PROBLEM DETAILS: Scan the entries below and extract each line with the word "time" in it.
Top of EXERCISE INPUT
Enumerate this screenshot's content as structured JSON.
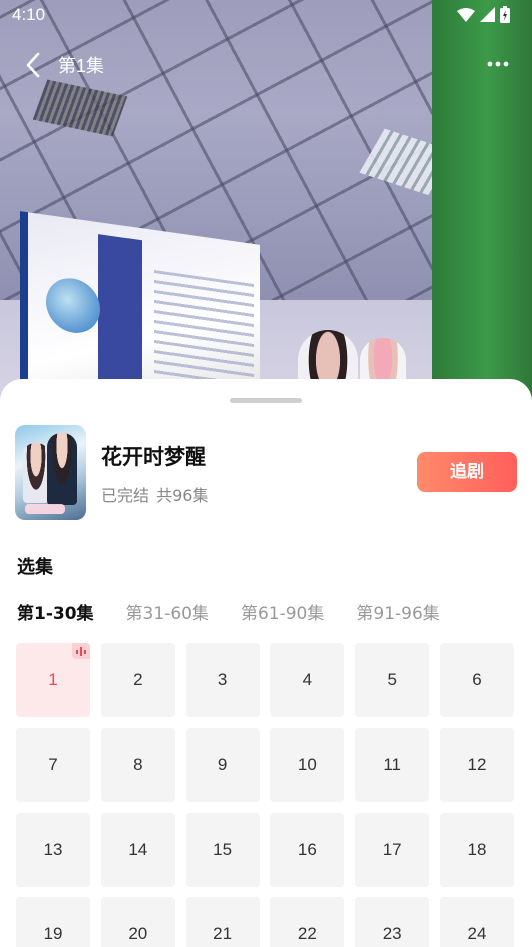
{
  "status_bar": {
    "time": "4:10"
  },
  "nav": {
    "episode_title": "第1集"
  },
  "drama": {
    "title": "花开时梦醒",
    "status": "已完结",
    "episode_count": "共96集",
    "follow_label": "追剧"
  },
  "selector": {
    "section_title": "选集",
    "ranges": [
      {
        "label": "第1-30集",
        "active": true
      },
      {
        "label": "第31-60集",
        "active": false
      },
      {
        "label": "第61-90集",
        "active": false
      },
      {
        "label": "第91-96集",
        "active": false
      }
    ],
    "episodes": [
      "1",
      "2",
      "3",
      "4",
      "5",
      "6",
      "7",
      "8",
      "9",
      "10",
      "11",
      "12",
      "13",
      "14",
      "15",
      "16",
      "17",
      "18",
      "19",
      "20",
      "21",
      "22",
      "23",
      "24"
    ],
    "current_episode": "1"
  },
  "colors": {
    "accent": "#ef4a52",
    "follow_gradient_start": "#ff8a6a",
    "follow_gradient_end": "#ff5f5b"
  }
}
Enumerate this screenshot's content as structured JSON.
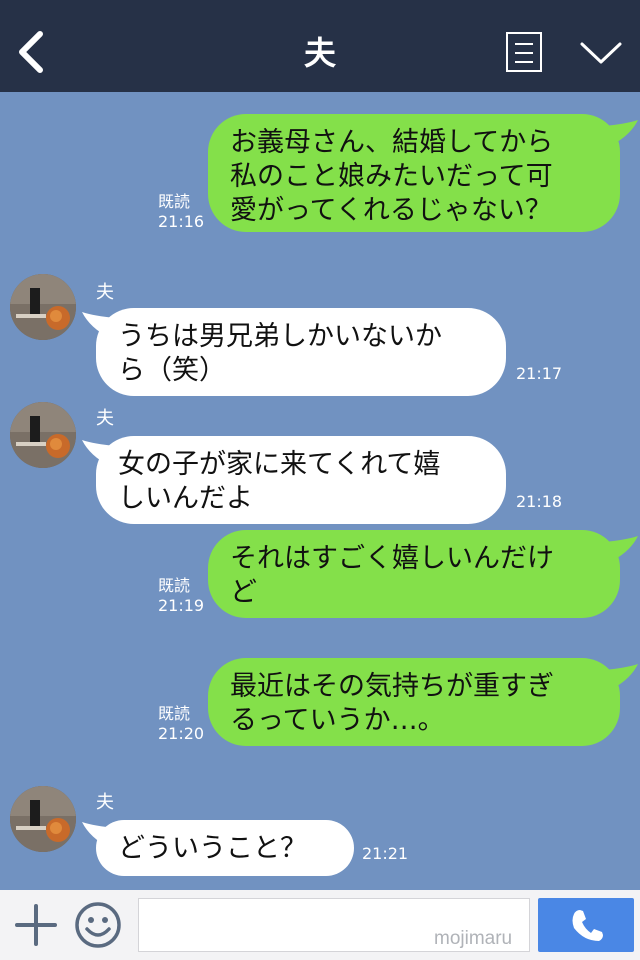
{
  "header": {
    "title": "夫",
    "back_icon": "chevron-left-icon",
    "menu_icon": "list-menu-icon",
    "collapse_icon": "chevron-down-icon"
  },
  "messages": [
    {
      "direction": "out",
      "lines": [
        "お義母さん、結婚してから",
        "私のこと娘みたいだって可",
        "愛がってくれるじゃない？"
      ],
      "read_label": "既読",
      "time": "21:16"
    },
    {
      "direction": "in",
      "sender": "夫",
      "lines": [
        "うちは男兄弟しかいないか",
        "ら（笑）"
      ],
      "time": "21:17"
    },
    {
      "direction": "in",
      "sender": "夫",
      "lines": [
        "女の子が家に来てくれて嬉",
        "しいんだよ"
      ],
      "time": "21:18"
    },
    {
      "direction": "out",
      "lines": [
        "それはすごく嬉しいんだけ",
        "ど"
      ],
      "read_label": "既読",
      "time": "21:19"
    },
    {
      "direction": "out",
      "lines": [
        "最近はその気持ちが重すぎ",
        "るっていうか…。"
      ],
      "read_label": "既読",
      "time": "21:20"
    },
    {
      "direction": "in",
      "sender": "夫",
      "lines": [
        "どういうこと？"
      ],
      "time": "21:21"
    }
  ],
  "footer": {
    "input_value": "",
    "watermark": "mojimaru",
    "plus_icon": "plus-icon",
    "emoji_icon": "smiley-icon",
    "call_icon": "phone-icon"
  },
  "colors": {
    "header_bg": "#263147",
    "chat_bg": "#7192c1",
    "outgoing_bubble": "#84e04a",
    "incoming_bubble": "#ffffff",
    "call_button": "#4a87e5"
  }
}
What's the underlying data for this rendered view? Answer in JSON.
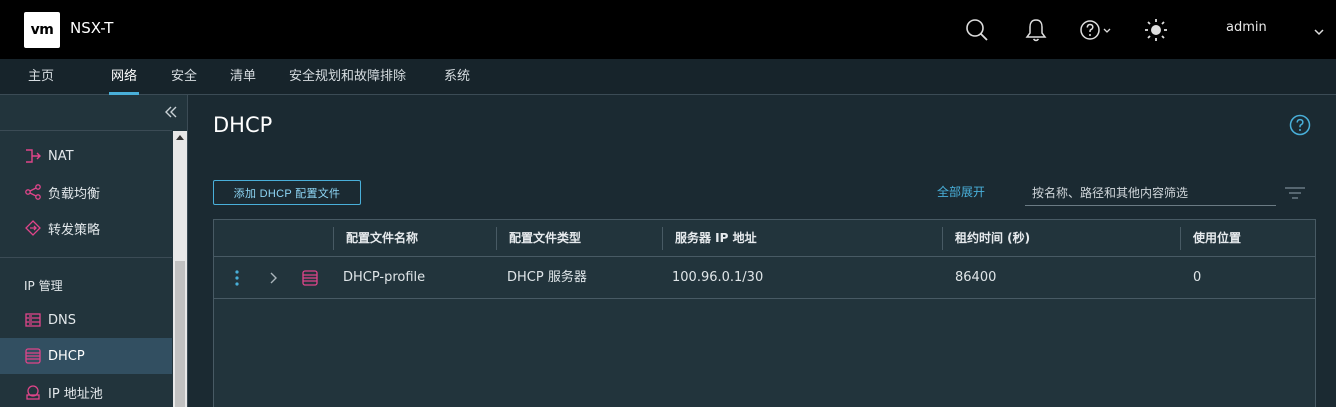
{
  "header": {
    "logo": "vm",
    "title": "NSX-T",
    "user": "admin"
  },
  "nav": {
    "tabs": [
      "主页",
      "网络",
      "安全",
      "清单",
      "安全规划和故障排除",
      "系统"
    ],
    "active": "网络"
  },
  "sidebar": {
    "items_top": [
      {
        "label": "NAT",
        "icon": "nat-icon"
      },
      {
        "label": "负载均衡",
        "icon": "load-balancer-icon"
      },
      {
        "label": "转发策略",
        "icon": "forwarding-policy-icon"
      }
    ],
    "group_label": "IP 管理",
    "items_ip": [
      {
        "label": "DNS",
        "icon": "dns-icon"
      },
      {
        "label": "DHCP",
        "icon": "dhcp-icon",
        "active": true
      },
      {
        "label": "IP 地址池",
        "icon": "ip-pool-icon"
      }
    ]
  },
  "main": {
    "title": "DHCP",
    "add_button": "添加 DHCP 配置文件",
    "expand_all": "全部展开",
    "filter_placeholder": "按名称、路径和其他内容筛选",
    "columns": [
      "配置文件名称",
      "配置文件类型",
      "服务器 IP 地址",
      "租约时间 (秒)",
      "使用位置"
    ],
    "rows": [
      {
        "name": "DHCP-profile",
        "type": "DHCP 服务器",
        "server_ip": "100.96.0.1/30",
        "lease": "86400",
        "used_in": "0"
      }
    ]
  },
  "colors": {
    "accent": "#49afd9",
    "sidebar_active": "#324f61",
    "icon_pink": "#e0458a"
  }
}
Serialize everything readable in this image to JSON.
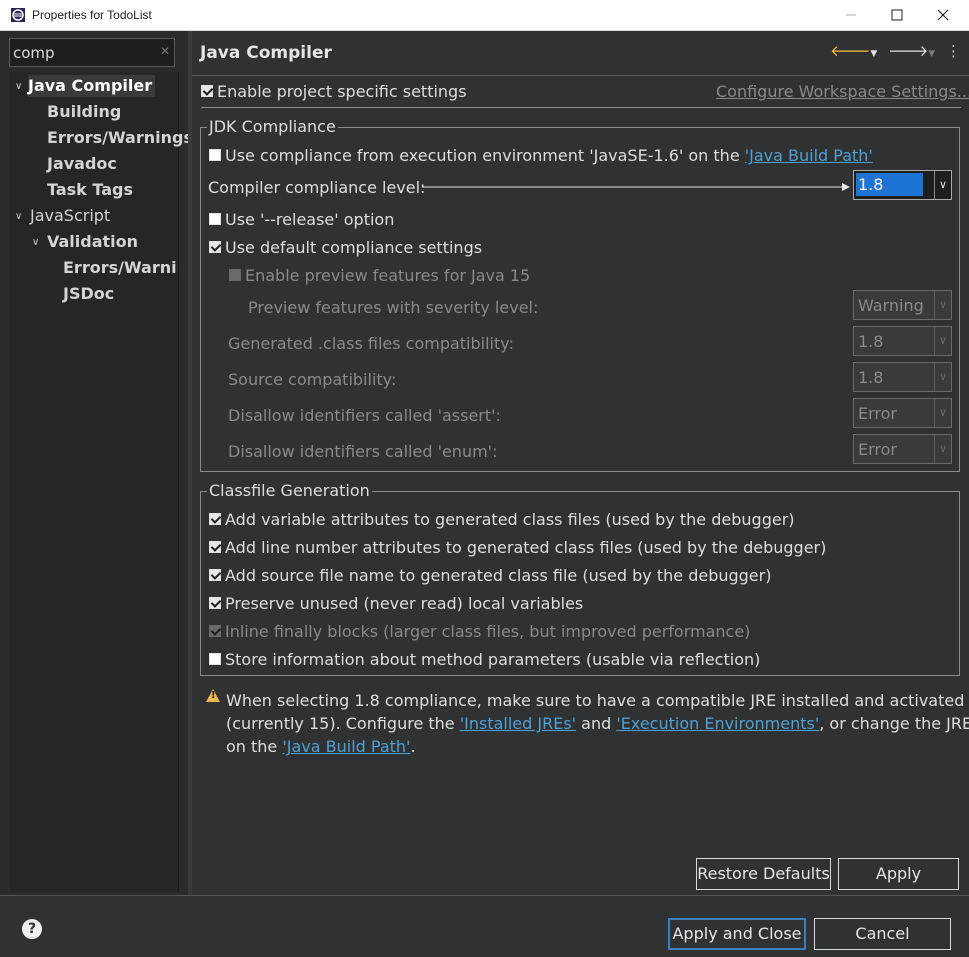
{
  "window": {
    "title": "Properties for TodoList"
  },
  "filter": {
    "value": "comp"
  },
  "tree": {
    "items": [
      {
        "label": "Java Compiler"
      },
      {
        "label": "Building"
      },
      {
        "label": "Errors/Warnings"
      },
      {
        "label": "Javadoc"
      },
      {
        "label": "Task Tags"
      },
      {
        "label": "JavaScript"
      },
      {
        "label": "Validation"
      },
      {
        "label": "Errors/Warnin"
      },
      {
        "label": "JSDoc"
      }
    ]
  },
  "page": {
    "title": "Java Compiler",
    "enable_project_specific": "Enable project specific settings",
    "configure_workspace": "Configure Workspace Settings..."
  },
  "jdk": {
    "group_title": "JDK Compliance",
    "use_compliance_prefix": "Use compliance from execution environment 'JavaSE-1.6' on the ",
    "java_build_path_link": "'Java Build Path'",
    "compliance_level_label": "Compiler compliance level:",
    "compliance_level_value": "1.8",
    "release_option": "Use '--release' option",
    "default_settings": "Use default compliance settings",
    "preview_features": "Enable preview features for Java 15",
    "preview_severity_label": "Preview features with severity level:",
    "preview_severity_value": "Warning",
    "generated_class_label": "Generated .class files compatibility:",
    "generated_class_value": "1.8",
    "source_compat_label": "Source compatibility:",
    "source_compat_value": "1.8",
    "assert_label": "Disallow identifiers called 'assert':",
    "assert_value": "Error",
    "enum_label": "Disallow identifiers called 'enum':",
    "enum_value": "Error"
  },
  "classfile": {
    "group_title": "Classfile Generation",
    "options": [
      "Add variable attributes to generated class files (used by the debugger)",
      "Add line number attributes to generated class files (used by the debugger)",
      "Add source file name to generated class file (used by the debugger)",
      "Preserve unused (never read) local variables",
      "Inline finally blocks (larger class files, but improved performance)",
      "Store information about method parameters (usable via reflection)"
    ]
  },
  "warning": {
    "line1": "When selecting 1.8 compliance, make sure to have a compatible JRE installed and activated",
    "line2_prefix": "(currently 15). Configure the ",
    "installed_jres_link": "'Installed JREs'",
    "line2_and": " and ",
    "exec_env_link": "'Execution Environments'",
    "line2_suffix": ", or change the JRE",
    "line3_prefix": "on the ",
    "java_build_path_link": "'Java Build Path'",
    "line3_suffix": "."
  },
  "buttons": {
    "restore_defaults": "Restore Defaults",
    "apply": "Apply",
    "apply_and_close": "Apply and Close",
    "cancel": "Cancel"
  },
  "colors": {
    "background": "#2f3132",
    "link": "#4ea1d3",
    "selection": "#1e74d4",
    "warning": "#e8b84a"
  }
}
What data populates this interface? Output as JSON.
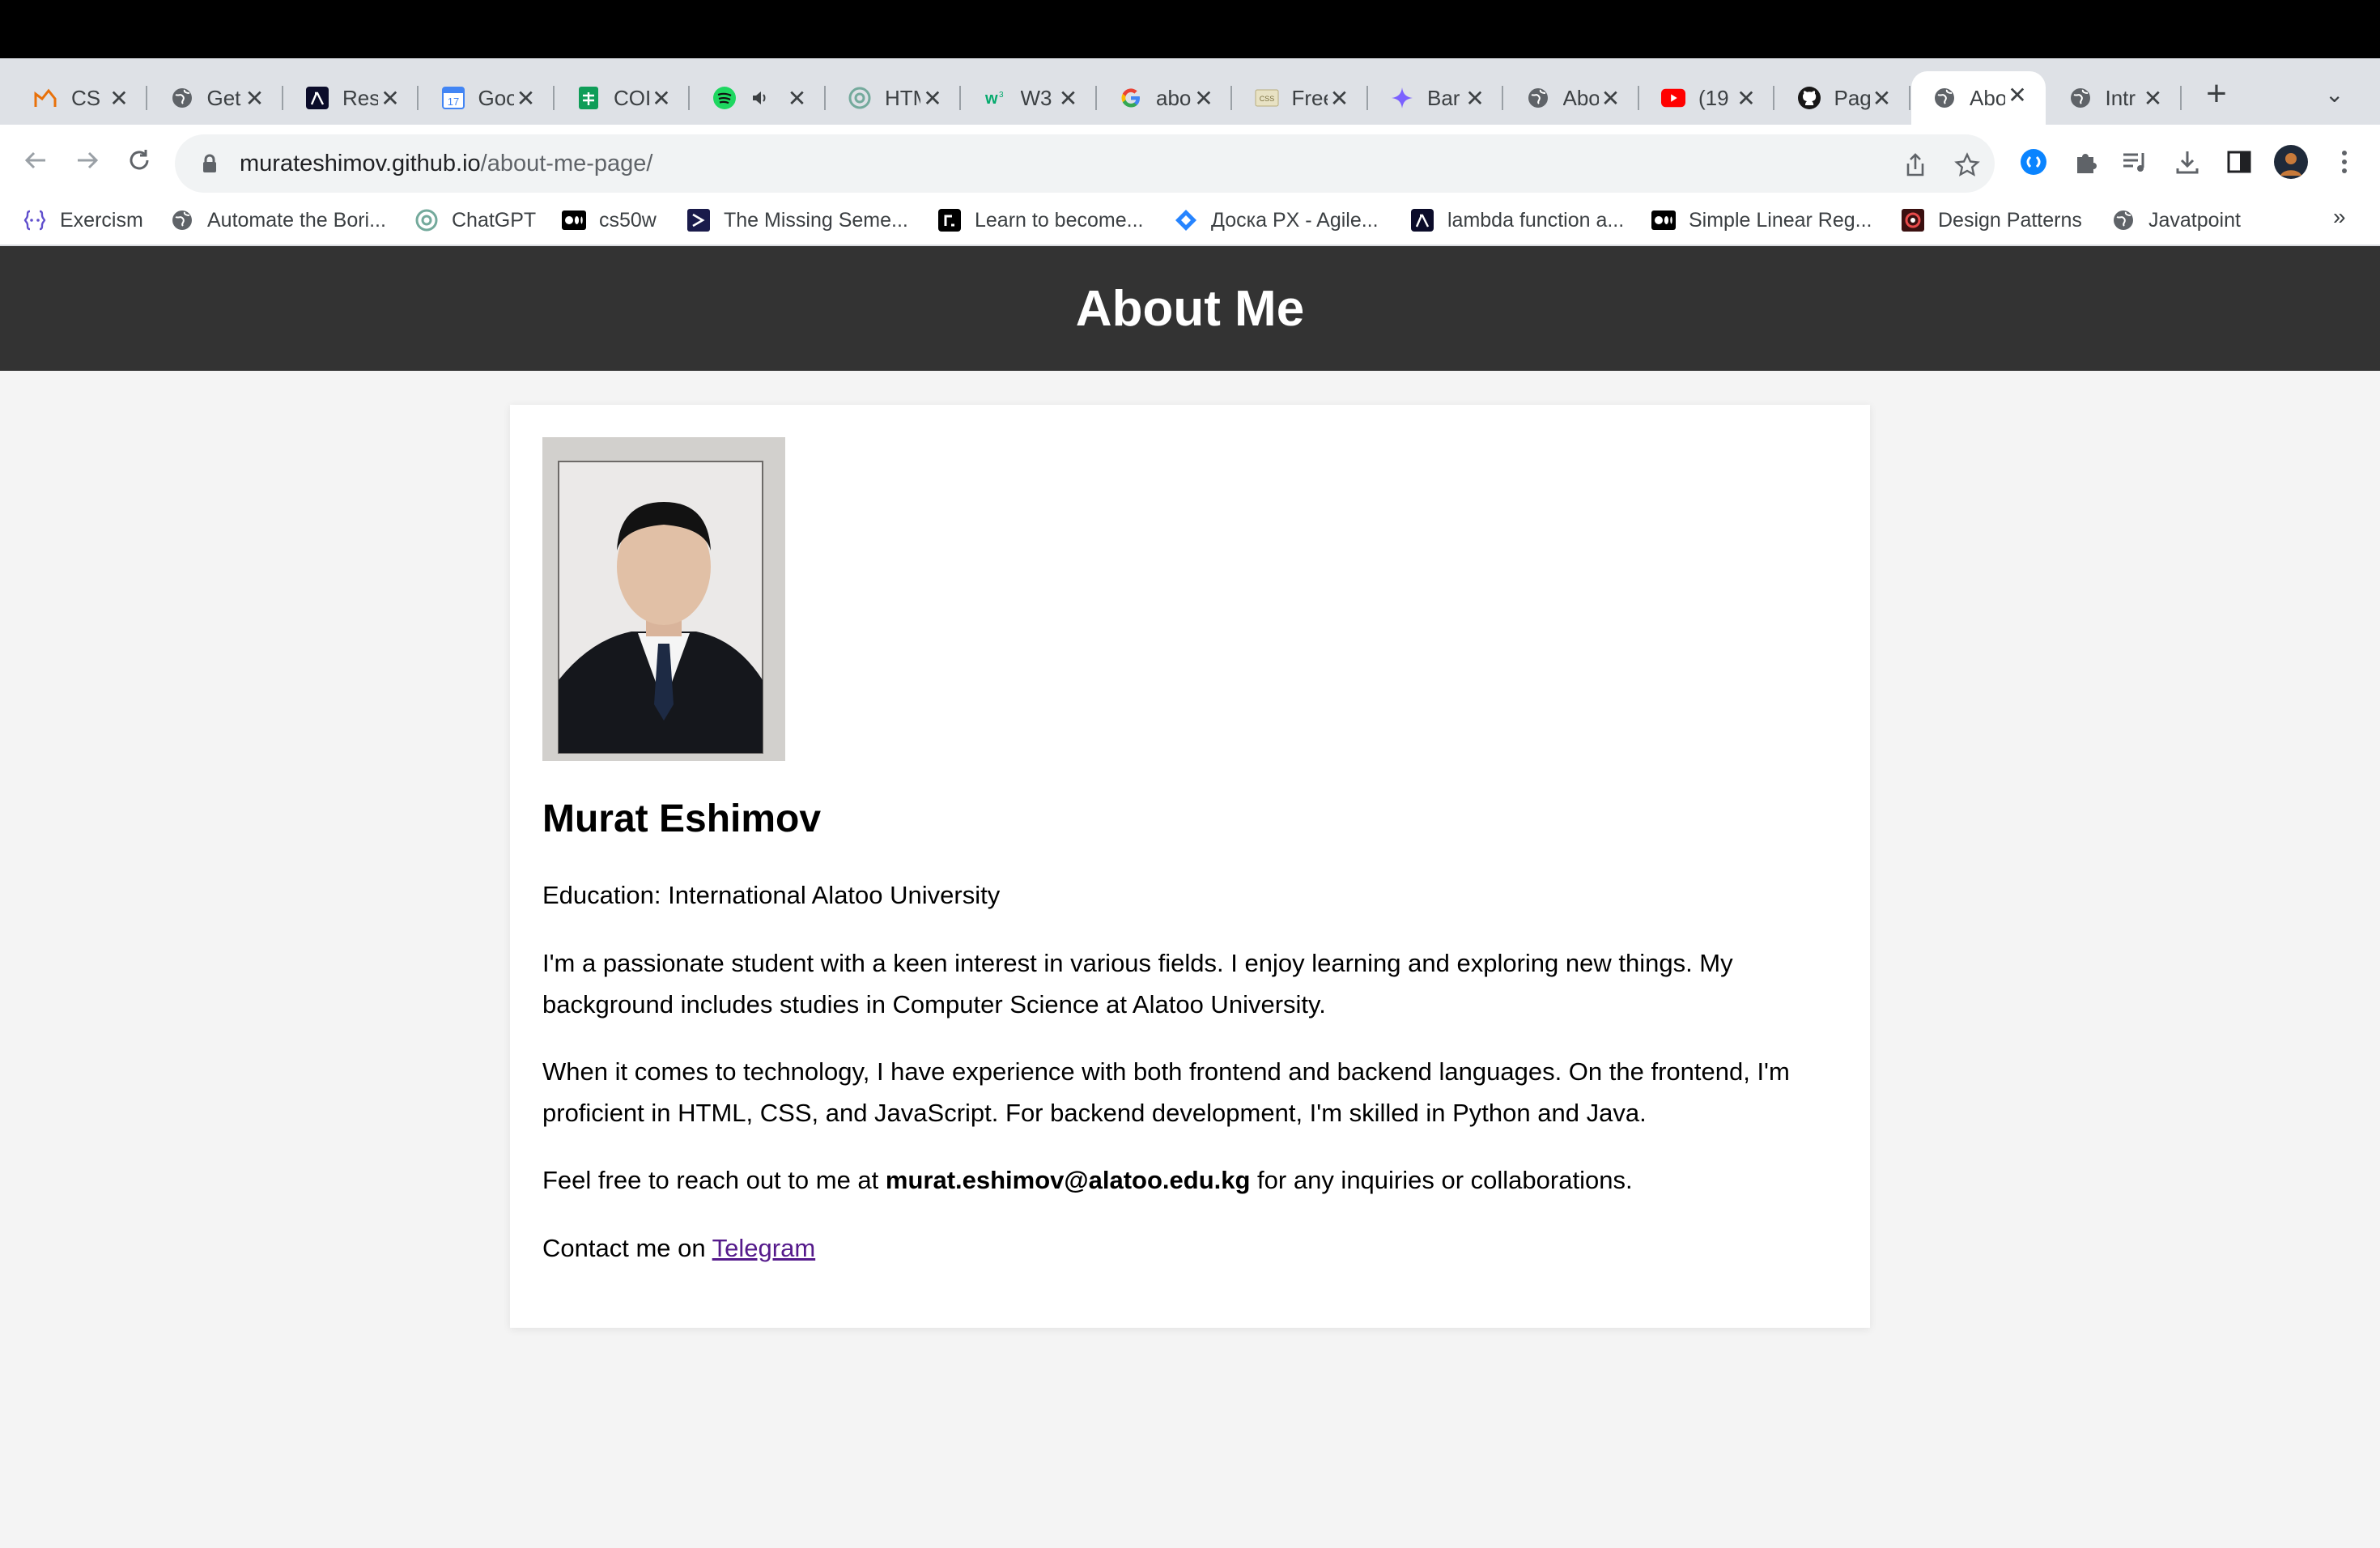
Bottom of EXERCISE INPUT
TASK SOLUTION:
    "time": "4:10"
      "time": "21:16"
      "time": "21:17"
      "time": "21:18"
      "time": "21:19"
      "time": "21:20"
      "time": "21:21"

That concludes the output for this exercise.